*** Data records ***

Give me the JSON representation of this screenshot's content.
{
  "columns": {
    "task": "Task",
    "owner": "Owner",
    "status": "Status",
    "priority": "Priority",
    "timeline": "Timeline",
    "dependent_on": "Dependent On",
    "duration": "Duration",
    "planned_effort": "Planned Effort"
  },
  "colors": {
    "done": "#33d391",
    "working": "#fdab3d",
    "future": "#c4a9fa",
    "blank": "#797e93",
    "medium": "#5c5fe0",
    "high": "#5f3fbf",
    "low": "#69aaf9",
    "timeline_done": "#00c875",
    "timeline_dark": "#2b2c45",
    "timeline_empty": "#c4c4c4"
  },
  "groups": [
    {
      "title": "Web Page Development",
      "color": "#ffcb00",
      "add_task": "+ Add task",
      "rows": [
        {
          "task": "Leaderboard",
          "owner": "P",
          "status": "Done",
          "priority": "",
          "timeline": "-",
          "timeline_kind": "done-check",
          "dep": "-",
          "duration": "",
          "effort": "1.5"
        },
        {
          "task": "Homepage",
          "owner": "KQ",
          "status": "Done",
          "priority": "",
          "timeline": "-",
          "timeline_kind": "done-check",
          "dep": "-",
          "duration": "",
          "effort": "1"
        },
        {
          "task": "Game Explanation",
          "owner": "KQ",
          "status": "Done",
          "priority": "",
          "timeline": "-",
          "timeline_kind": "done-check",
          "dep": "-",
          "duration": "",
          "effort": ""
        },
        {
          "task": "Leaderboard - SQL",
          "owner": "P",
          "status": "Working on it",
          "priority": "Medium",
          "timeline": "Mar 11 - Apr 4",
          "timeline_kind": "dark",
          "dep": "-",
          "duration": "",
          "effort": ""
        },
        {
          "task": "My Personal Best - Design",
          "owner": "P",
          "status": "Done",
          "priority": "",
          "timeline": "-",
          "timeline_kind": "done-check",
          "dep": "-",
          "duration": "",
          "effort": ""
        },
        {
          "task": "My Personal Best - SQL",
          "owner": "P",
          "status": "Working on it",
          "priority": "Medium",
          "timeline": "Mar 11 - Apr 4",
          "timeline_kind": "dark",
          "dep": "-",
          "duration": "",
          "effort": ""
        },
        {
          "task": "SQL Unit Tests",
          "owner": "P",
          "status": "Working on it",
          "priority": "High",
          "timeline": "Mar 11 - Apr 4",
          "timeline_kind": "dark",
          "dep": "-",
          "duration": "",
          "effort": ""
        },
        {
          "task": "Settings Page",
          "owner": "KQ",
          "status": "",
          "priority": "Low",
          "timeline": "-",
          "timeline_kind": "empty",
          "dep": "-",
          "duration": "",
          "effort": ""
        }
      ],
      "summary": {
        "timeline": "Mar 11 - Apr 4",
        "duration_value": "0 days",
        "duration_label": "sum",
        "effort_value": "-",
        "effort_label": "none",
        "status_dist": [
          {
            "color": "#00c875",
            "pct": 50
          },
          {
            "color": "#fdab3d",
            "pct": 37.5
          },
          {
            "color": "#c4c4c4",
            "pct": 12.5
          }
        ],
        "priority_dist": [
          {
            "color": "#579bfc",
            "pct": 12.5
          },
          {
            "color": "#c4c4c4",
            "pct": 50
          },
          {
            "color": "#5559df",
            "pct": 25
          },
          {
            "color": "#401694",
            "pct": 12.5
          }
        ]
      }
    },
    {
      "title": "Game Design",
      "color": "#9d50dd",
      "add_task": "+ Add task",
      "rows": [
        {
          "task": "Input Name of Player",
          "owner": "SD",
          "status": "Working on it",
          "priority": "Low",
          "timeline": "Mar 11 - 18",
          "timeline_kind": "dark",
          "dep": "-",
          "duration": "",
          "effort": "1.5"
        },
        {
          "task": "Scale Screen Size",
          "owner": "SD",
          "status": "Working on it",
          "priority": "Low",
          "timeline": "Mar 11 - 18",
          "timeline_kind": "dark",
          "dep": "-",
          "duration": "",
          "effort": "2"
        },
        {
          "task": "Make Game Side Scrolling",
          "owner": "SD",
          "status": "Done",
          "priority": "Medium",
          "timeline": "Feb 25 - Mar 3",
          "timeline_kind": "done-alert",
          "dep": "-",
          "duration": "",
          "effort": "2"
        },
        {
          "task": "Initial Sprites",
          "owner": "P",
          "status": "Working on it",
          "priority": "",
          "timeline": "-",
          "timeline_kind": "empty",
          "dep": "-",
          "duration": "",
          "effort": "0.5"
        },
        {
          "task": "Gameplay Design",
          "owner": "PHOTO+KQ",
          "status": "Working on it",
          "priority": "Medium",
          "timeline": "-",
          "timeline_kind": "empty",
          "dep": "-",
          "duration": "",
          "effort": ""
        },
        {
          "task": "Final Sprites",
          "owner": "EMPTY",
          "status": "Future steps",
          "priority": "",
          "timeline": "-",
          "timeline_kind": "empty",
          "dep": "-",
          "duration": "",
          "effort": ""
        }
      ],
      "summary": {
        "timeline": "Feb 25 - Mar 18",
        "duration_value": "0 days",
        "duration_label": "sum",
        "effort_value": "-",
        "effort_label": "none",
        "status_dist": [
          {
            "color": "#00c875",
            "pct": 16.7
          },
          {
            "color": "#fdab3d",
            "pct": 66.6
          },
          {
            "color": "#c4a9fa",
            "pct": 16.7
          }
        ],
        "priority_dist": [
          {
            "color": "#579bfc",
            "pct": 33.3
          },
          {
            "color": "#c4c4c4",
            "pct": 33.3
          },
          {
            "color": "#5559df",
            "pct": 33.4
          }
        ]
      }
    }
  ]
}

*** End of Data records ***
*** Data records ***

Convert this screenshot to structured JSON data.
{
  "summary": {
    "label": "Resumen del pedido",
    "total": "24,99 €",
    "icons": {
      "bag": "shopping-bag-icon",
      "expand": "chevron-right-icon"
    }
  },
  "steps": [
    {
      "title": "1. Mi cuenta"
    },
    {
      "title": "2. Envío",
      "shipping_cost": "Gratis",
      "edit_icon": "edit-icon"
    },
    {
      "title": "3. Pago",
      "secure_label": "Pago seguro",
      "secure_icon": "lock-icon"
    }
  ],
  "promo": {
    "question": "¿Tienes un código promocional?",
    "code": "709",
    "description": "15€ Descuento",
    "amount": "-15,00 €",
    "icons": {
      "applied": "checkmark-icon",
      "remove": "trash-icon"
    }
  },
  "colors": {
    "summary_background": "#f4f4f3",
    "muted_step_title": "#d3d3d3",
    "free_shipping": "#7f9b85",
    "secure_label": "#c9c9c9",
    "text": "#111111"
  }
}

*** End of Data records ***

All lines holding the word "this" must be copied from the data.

Give me the JSON representation of this screenshot's content.
Convert this screenshot to structured JSON data.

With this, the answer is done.